• GOAL OF THE EXERCISE:
Only lines holding "this" are needed; copy each of them from the data below.

(Element data from apps and pages)
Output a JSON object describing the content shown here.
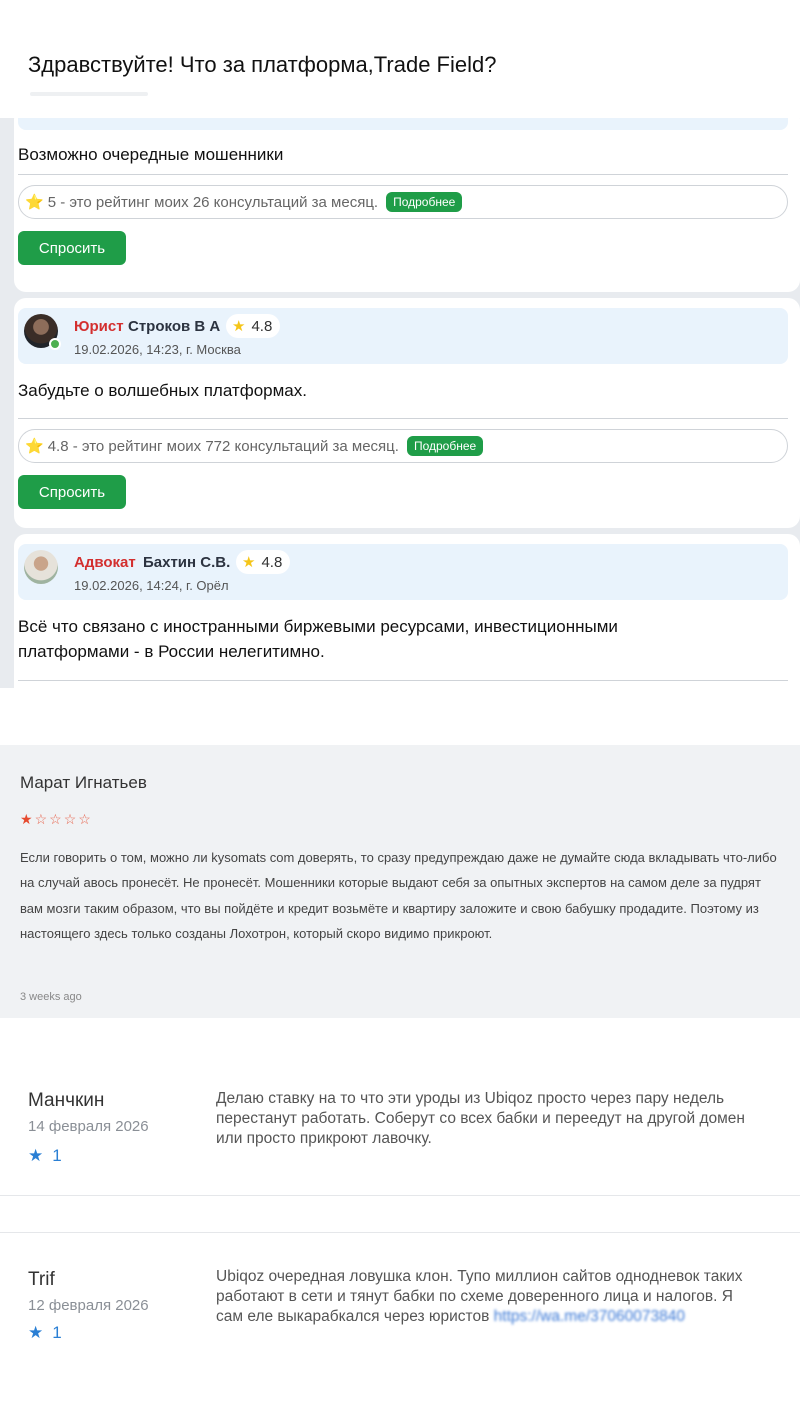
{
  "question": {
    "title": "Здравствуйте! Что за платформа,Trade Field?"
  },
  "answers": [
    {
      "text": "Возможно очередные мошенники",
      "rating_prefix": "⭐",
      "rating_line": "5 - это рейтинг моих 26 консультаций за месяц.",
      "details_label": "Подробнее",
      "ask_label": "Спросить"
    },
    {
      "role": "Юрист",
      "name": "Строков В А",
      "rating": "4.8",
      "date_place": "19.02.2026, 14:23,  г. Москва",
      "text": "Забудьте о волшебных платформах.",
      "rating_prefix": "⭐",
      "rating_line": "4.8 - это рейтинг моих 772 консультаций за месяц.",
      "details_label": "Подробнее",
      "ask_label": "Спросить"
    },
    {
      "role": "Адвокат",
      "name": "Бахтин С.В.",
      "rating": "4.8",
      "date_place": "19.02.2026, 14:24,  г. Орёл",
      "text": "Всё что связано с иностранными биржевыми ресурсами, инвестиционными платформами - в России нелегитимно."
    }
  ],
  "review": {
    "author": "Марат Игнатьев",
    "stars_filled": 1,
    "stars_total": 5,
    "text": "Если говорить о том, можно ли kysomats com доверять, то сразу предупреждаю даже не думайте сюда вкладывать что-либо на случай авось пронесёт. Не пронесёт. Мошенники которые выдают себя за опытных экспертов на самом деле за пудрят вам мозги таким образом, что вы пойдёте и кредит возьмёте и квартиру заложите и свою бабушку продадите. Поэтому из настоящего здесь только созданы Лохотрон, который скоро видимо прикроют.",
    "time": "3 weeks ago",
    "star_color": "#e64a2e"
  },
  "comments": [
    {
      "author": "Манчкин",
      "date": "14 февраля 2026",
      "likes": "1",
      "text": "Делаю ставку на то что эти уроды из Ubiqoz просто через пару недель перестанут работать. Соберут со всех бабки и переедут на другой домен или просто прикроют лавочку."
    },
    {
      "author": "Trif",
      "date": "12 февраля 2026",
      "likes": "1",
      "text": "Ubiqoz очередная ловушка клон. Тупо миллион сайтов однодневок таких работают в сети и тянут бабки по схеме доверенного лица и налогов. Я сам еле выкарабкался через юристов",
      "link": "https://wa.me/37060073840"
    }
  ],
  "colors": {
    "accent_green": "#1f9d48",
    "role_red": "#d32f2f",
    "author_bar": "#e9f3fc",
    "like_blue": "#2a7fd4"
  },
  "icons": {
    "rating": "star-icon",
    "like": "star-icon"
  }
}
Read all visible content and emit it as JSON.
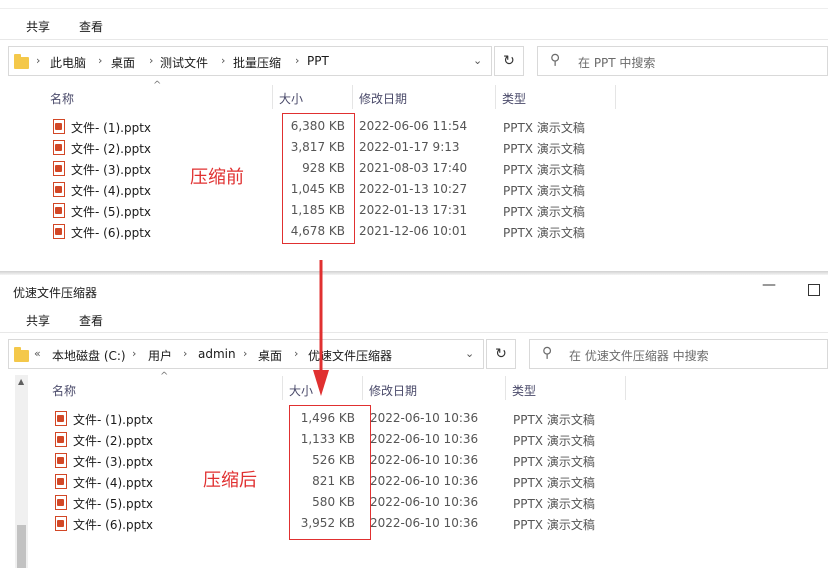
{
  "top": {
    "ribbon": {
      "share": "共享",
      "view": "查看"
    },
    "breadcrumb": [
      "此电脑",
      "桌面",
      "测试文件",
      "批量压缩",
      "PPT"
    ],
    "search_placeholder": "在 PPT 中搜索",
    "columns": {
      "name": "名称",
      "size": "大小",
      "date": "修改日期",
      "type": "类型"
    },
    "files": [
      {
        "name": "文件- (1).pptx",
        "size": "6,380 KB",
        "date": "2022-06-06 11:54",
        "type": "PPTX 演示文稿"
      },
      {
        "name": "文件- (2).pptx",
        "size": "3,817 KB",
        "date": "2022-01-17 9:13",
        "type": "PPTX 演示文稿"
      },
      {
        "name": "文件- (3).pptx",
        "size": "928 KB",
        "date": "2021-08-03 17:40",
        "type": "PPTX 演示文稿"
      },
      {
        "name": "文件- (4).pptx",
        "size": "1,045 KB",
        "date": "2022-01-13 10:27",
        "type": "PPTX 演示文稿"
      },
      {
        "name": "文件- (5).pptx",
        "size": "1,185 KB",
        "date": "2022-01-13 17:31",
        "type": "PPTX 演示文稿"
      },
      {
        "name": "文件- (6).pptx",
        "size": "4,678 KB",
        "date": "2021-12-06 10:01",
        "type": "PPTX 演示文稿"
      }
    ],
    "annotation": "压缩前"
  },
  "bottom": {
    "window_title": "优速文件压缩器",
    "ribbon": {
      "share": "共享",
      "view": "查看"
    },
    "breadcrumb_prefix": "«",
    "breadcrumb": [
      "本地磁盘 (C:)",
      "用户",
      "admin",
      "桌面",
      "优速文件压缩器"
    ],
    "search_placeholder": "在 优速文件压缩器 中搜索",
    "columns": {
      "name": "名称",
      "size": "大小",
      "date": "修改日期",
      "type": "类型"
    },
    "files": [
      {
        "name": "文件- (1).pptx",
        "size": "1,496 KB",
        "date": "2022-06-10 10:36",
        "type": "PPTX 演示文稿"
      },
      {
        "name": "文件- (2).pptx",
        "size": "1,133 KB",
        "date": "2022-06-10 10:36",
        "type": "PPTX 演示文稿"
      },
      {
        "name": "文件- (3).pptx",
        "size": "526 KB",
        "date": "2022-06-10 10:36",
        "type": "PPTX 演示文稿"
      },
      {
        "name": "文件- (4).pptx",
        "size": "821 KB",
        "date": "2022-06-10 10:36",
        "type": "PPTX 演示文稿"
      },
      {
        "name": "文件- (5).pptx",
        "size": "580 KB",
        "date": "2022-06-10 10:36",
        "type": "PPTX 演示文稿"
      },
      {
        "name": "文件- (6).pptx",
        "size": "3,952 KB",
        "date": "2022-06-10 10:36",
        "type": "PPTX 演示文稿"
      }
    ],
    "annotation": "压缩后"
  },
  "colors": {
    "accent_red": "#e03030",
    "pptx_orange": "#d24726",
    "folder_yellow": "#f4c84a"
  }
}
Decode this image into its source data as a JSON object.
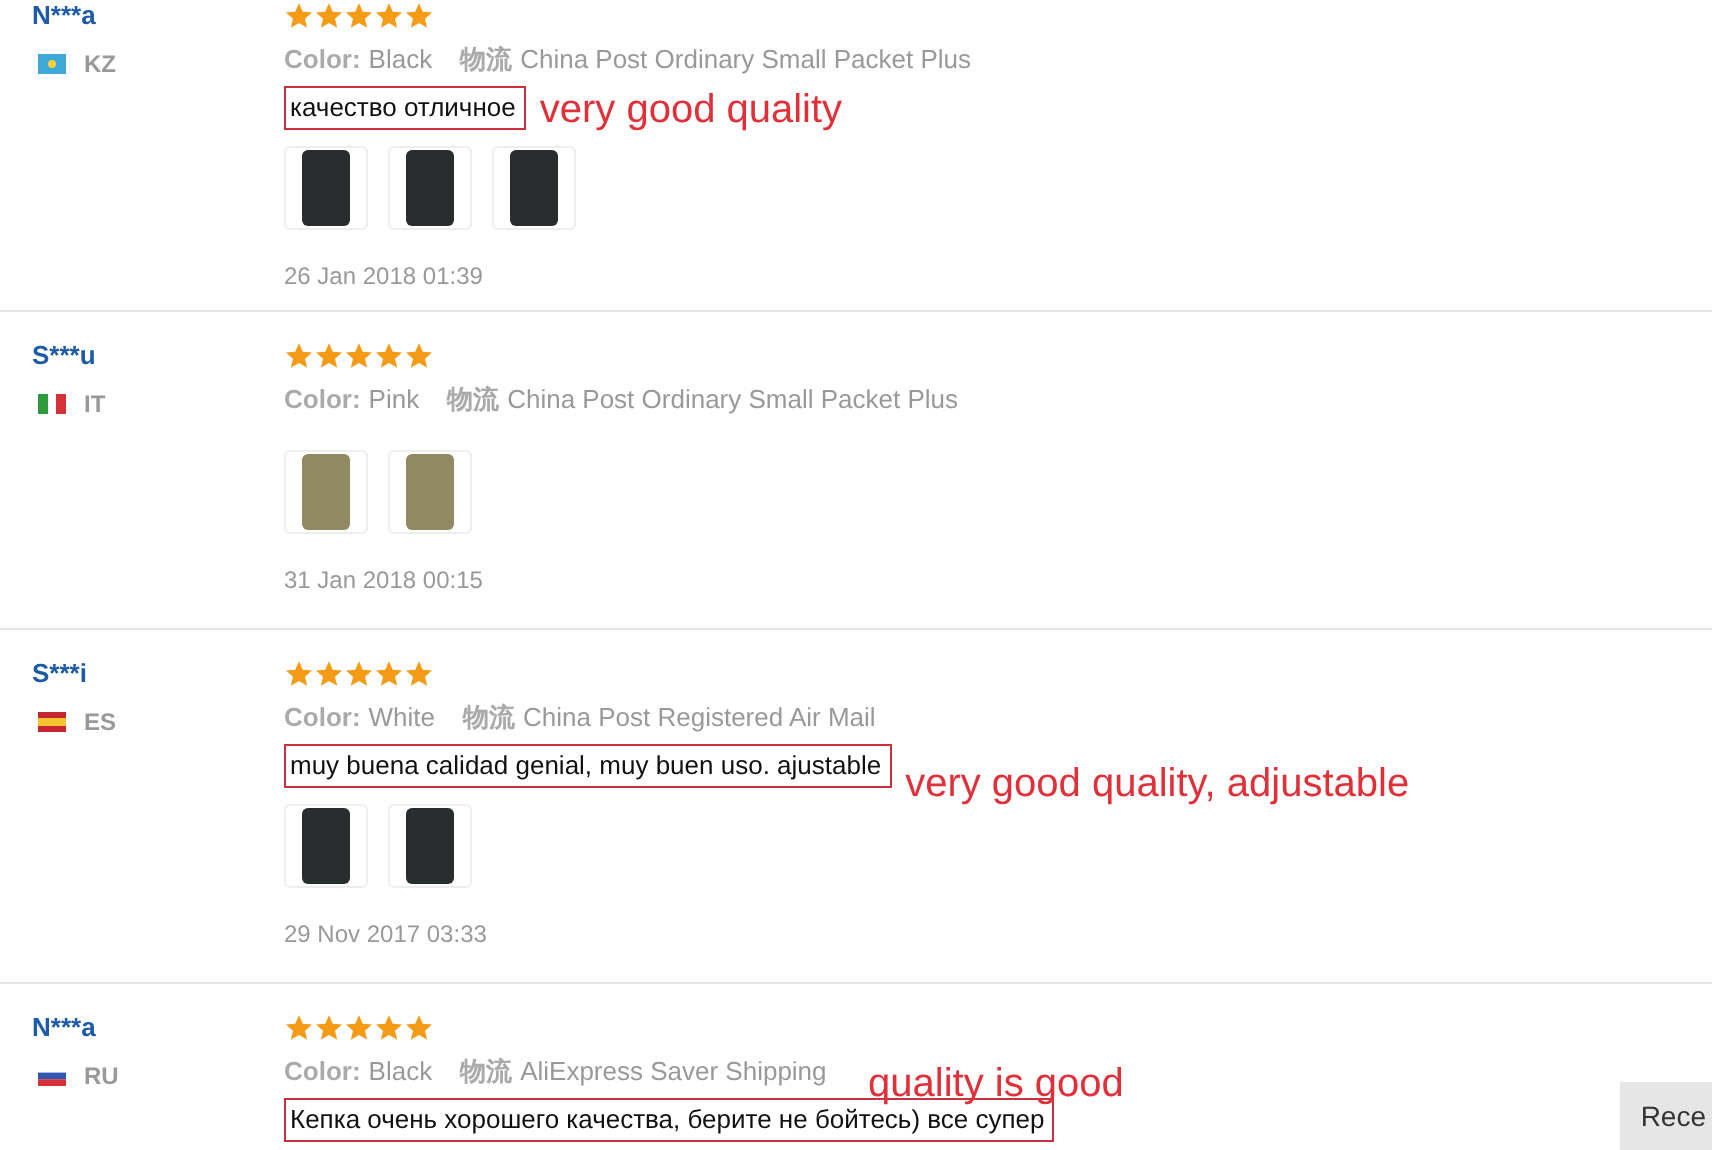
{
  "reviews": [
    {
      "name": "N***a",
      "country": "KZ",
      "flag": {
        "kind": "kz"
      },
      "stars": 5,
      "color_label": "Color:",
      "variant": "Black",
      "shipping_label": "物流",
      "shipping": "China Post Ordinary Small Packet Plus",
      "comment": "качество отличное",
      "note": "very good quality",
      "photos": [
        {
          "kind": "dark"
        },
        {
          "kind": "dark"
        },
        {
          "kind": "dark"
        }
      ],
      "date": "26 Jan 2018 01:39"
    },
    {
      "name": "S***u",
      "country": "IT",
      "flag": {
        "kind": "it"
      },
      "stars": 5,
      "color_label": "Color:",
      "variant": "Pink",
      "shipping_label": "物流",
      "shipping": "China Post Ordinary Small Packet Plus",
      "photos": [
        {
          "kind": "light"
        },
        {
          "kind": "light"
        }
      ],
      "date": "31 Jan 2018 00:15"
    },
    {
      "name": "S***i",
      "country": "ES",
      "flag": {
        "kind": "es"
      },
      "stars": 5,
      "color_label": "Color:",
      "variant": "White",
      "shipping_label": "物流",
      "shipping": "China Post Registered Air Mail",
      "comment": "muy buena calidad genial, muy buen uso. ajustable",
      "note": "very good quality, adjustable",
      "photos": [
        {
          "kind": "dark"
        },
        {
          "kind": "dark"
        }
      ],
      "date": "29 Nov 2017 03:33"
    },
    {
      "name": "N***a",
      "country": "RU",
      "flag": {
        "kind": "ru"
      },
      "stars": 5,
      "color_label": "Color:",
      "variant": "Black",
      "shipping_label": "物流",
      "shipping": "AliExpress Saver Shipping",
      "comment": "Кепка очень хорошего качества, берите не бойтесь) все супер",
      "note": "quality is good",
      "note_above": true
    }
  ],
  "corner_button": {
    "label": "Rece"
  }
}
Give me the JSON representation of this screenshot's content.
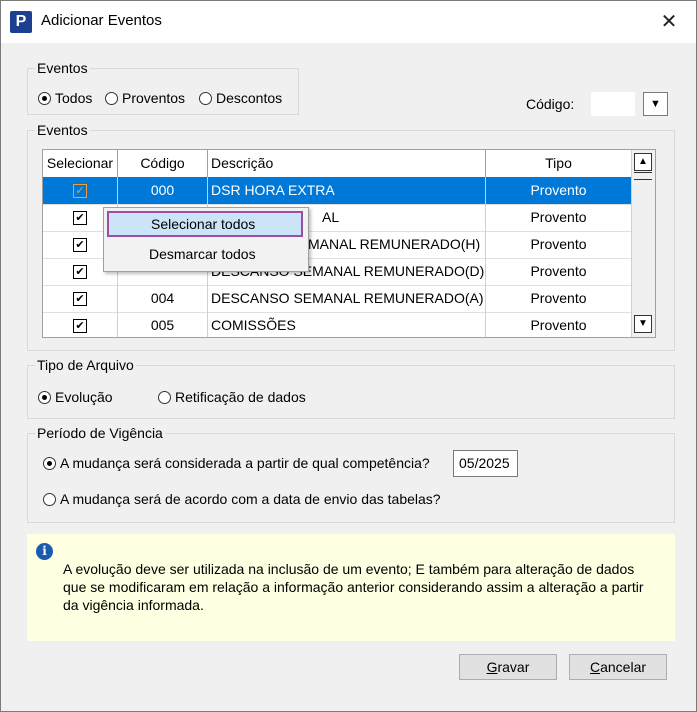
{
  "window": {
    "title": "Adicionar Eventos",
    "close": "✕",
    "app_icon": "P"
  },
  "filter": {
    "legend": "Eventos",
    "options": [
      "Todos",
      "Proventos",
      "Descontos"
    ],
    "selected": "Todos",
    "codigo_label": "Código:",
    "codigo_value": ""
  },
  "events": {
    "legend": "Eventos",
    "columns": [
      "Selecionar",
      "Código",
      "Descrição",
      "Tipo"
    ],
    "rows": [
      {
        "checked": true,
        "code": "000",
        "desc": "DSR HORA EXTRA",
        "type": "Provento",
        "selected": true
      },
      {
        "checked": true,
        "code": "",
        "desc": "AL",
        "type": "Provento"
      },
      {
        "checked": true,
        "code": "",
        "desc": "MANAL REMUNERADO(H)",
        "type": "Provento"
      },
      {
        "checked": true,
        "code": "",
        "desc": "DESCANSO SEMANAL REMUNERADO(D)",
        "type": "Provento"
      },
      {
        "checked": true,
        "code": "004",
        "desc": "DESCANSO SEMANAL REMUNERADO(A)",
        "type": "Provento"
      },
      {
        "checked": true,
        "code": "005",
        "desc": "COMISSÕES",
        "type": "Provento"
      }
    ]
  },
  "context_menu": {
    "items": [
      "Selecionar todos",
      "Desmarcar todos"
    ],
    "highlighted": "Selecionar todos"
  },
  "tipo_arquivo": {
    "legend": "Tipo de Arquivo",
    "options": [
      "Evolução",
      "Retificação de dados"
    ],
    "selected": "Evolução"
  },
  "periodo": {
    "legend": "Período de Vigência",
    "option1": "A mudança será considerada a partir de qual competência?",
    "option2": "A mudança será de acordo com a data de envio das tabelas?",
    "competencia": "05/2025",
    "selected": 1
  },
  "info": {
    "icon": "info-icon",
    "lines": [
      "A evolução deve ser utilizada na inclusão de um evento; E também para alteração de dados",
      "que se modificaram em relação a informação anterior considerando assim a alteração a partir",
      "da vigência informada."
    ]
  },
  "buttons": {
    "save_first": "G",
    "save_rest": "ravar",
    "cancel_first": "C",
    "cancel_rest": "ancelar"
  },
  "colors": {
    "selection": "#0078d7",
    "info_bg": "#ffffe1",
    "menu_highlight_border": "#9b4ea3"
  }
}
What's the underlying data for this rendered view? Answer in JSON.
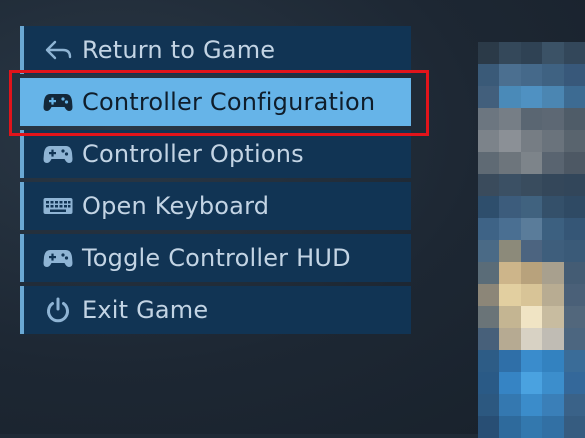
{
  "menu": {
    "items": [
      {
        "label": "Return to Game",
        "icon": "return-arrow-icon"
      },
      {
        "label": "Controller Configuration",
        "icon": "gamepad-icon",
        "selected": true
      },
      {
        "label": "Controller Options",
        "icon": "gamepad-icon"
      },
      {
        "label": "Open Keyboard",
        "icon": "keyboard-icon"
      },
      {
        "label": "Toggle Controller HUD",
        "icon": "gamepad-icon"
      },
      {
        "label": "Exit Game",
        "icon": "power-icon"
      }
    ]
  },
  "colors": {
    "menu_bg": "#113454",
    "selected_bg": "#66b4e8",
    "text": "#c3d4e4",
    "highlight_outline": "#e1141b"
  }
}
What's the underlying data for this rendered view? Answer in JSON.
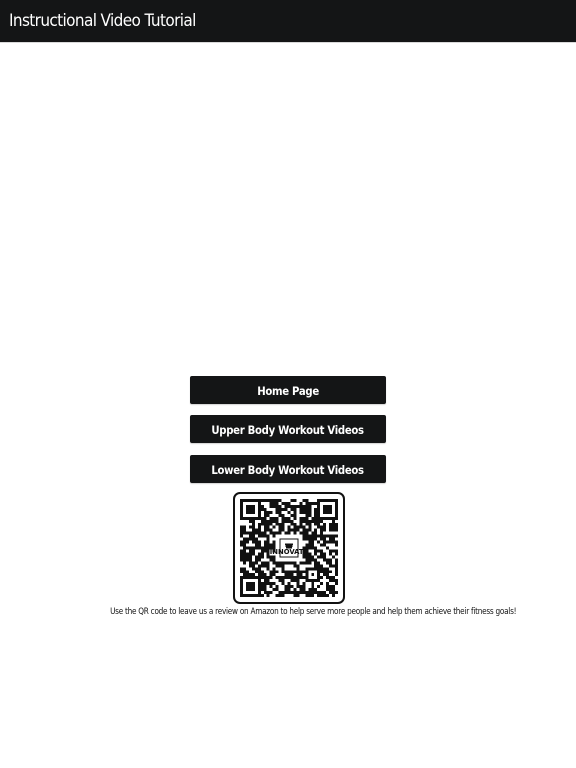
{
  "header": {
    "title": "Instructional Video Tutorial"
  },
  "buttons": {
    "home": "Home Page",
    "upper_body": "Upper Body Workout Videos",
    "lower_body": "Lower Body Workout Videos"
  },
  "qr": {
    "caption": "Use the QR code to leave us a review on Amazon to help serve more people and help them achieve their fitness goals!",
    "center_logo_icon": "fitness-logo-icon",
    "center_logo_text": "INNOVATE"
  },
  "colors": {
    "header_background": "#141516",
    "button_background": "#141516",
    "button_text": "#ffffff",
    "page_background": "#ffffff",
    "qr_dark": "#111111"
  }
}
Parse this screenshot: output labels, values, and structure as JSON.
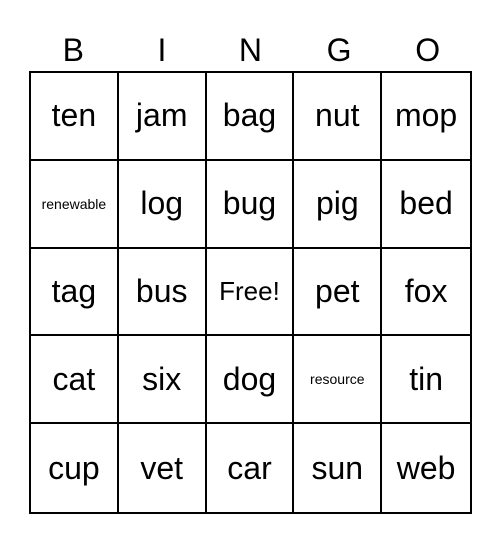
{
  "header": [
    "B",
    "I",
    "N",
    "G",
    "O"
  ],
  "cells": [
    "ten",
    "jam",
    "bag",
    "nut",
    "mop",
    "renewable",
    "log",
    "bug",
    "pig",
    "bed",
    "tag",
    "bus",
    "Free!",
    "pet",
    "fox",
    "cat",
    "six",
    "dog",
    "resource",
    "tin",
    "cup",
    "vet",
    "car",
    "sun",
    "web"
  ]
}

• PROBLEM SOLUTION:
Decode this image into its source data as a JSON object.
Give me the JSON representation of this screenshot's content.
What's the underlying data for this rendered view? Answer in JSON.
What's the underlying data for this rendered view? Answer in JSON.
Parse this screenshot: output labels, values, and structure as JSON.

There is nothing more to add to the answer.